A group of pastors upset about Charleston police officers’ use of force during an arrest last month said Monday they’ll respond by the end of the week to the city’s proposed response to the arrest of a woman.
The Rev. Michael Jones didn’t indicate how the Concerned Clergy Coalition would respond to the letter from Charleston Mayor Amy Shuler Goodwin.
Jones spoke during Monday’s City Council meeting, when a relative of one of the officers who arrested Freda Gilmore said she was disappointed in city officials and the media regarding the Oct. 14 incident.
On Thursday, in a letter to the coalition, Goodwin outlined what the city would do in response to the arrest of Gilmore by two officers, Carlie McCoy and John Mena.
A video of McCoy and Mena taking Gilmore into custody was posted to Facebook, with community members calling on city officials, police, and community leaders alike to respond and take action in the weeks since. The officers were cleared by Charleston Police after an internal investigation.
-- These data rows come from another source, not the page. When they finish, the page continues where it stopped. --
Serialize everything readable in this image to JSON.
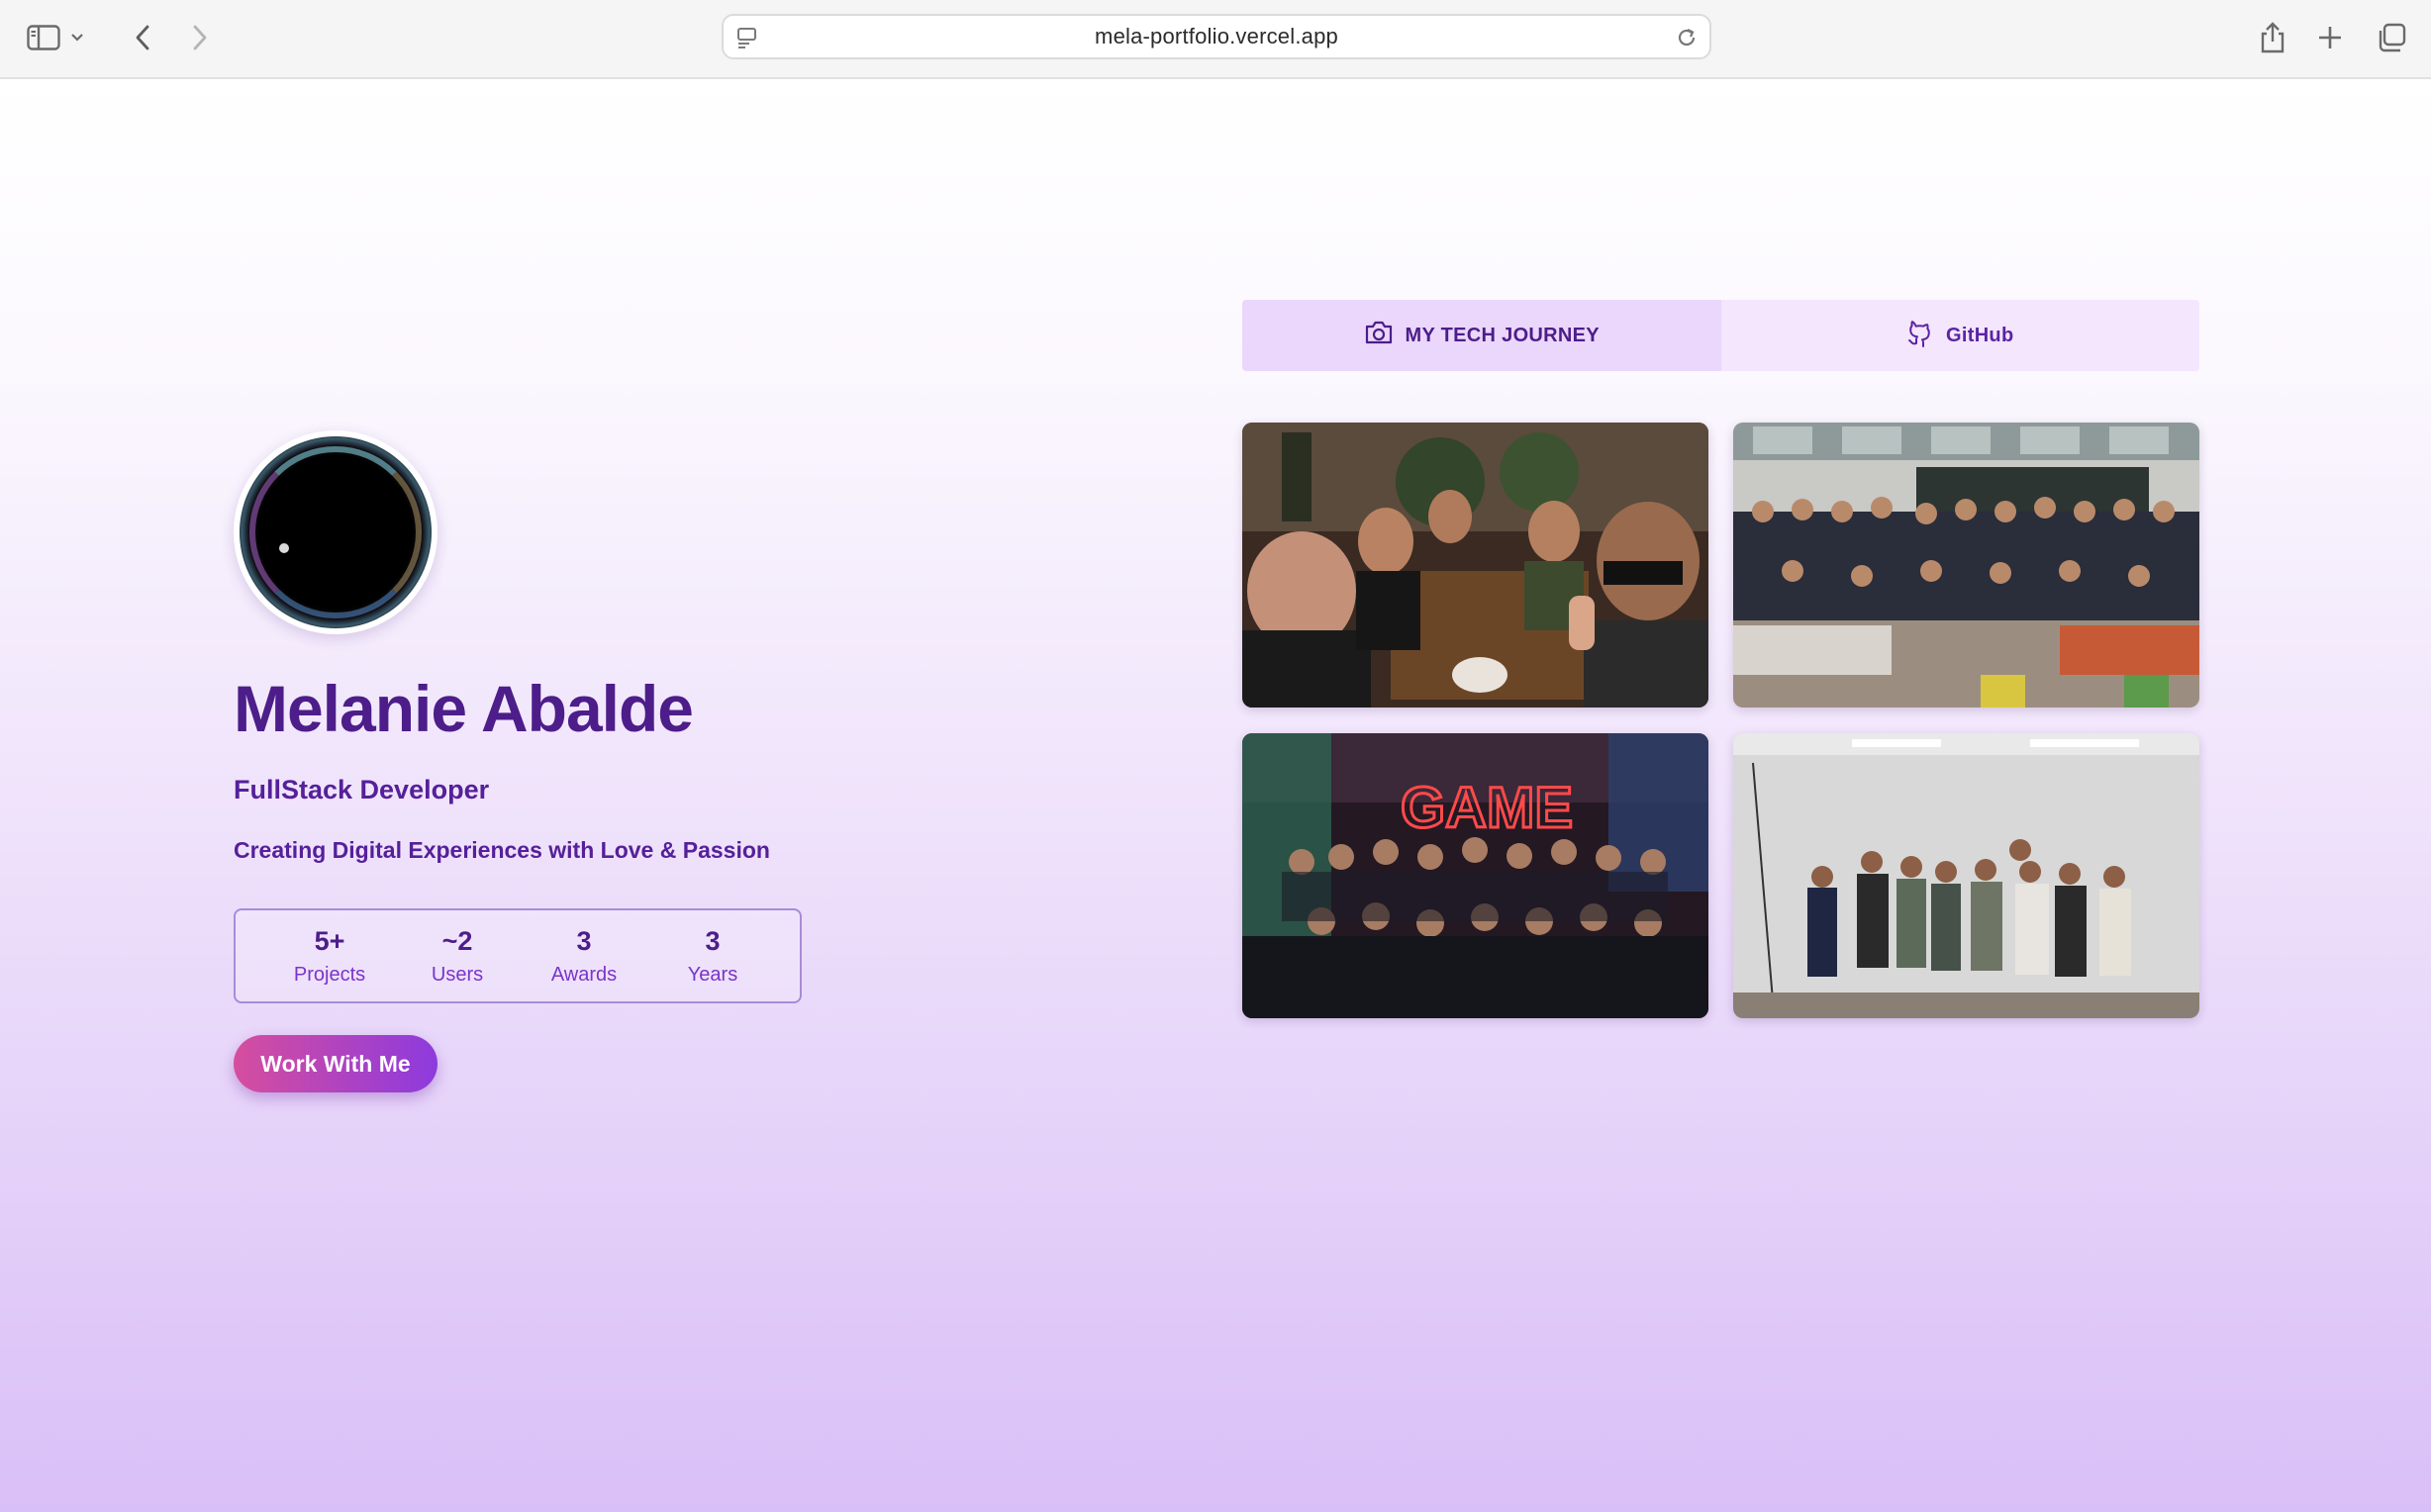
{
  "browser": {
    "url": "mela-portfolio.vercel.app",
    "icons": [
      "sidebar-icon",
      "chevron-down-icon",
      "back-icon",
      "forward-icon",
      "page-icon",
      "reload-icon",
      "share-icon",
      "plus-icon",
      "tabs-icon"
    ]
  },
  "hero": {
    "name": "Melanie Abalde",
    "role": "FullStack Developer",
    "tagline": "Creating Digital Experiences with Love & Passion",
    "cta": "Work With Me",
    "stats": [
      {
        "value": "5+",
        "label": "Projects"
      },
      {
        "value": "~2",
        "label": "Users"
      },
      {
        "value": "3",
        "label": "Awards"
      },
      {
        "value": "3",
        "label": "Years"
      }
    ]
  },
  "tabs": [
    {
      "label": "MY TECH JOURNEY",
      "icon": "camera-icon",
      "active": true
    },
    {
      "label": "GitHub",
      "icon": "github-icon",
      "active": false
    }
  ],
  "gallery": {
    "photos": [
      {
        "name": "cafe-group-selfie"
      },
      {
        "name": "classroom-group-photo"
      },
      {
        "name": "game-neon-event-photo"
      },
      {
        "name": "white-room-group-photo"
      }
    ]
  },
  "colors": {
    "primary": "#4d1d8a",
    "accent_start": "#d64e9e",
    "accent_end": "#8d3ade",
    "tab_active": "#ead7fb"
  }
}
Police Chief Opie Smith II has referred the matter to the FBI for further review, Goodwin said in last week’s letter.
Gilmore’s parents have said she has special needs, and they intend to sue the city.
During the public comment portion of Monday’s meeting, Nikki Boggs, who said she was Mena’s mother-in-law, said the video that caused the “sideshow” didn’t show the whole incident, which she said included Gilmore fighting with McCoy prior to Mena’s arrival.
“I strongly back and support the Charleston Police Department and all the officers,” Boggs said after the meeting. “Until somebody walks in their shoes and does their job, they don’t have any right to judge and criticize because they haven’t ever done that and faced the danger the officers do.”
Boggs read from a prepared statement during the meeting, but her comments exceeded the allotted three minutes. Goodwin asked her to submit her written statement to the city clerk after the meeting to put them on record.
City Council President Becky Ceperley said there needs to be a mutual respect between community members and City Council members.
“The recent divisive behavior that has taken place lately only breaks the trust among us and the community,” Ceperley said. “The residents of the City of Charleston need to have trust in us and that we were elected to serve them, and we all need to work together in that regard. In fact, they deserve us to have more respect for one another and to work with trust and respect for them and each other.”
In other news from Monday’s meeting, the city has launched a nationwide search for a new general manager for the Charleston Coliseum and Convention Center.
Council approved a $37,500 contract with SearchWide Global, a Minnesota-based firm, to conduct the search for a new manager. The search is expected to take 10 to 12 weeks. The firm will gather a group of candidates based on the preferences of the arena’s Board of Directors, employees and city officials, and help with interviews and a contract with the preferred candidate.
John Robertson retired as the arena’s general manager last month, after more than 40 years there.
Also Monday, council members agreed to make metered parking in the city free on Saturdays throughout the holiday season, starting Nov. 30 and running through Jan. 4.
The city has offered free holiday parking for at least 10 years, but this year expanded the policy from four weeks to six.
“We want to incentivize folks to shop local this holiday season,” Goodwin said in a news release after the meeting.
“By providing free Saturday parking at our meters city-wide, we hope to help drive traffic to our local retailers and restaurants.”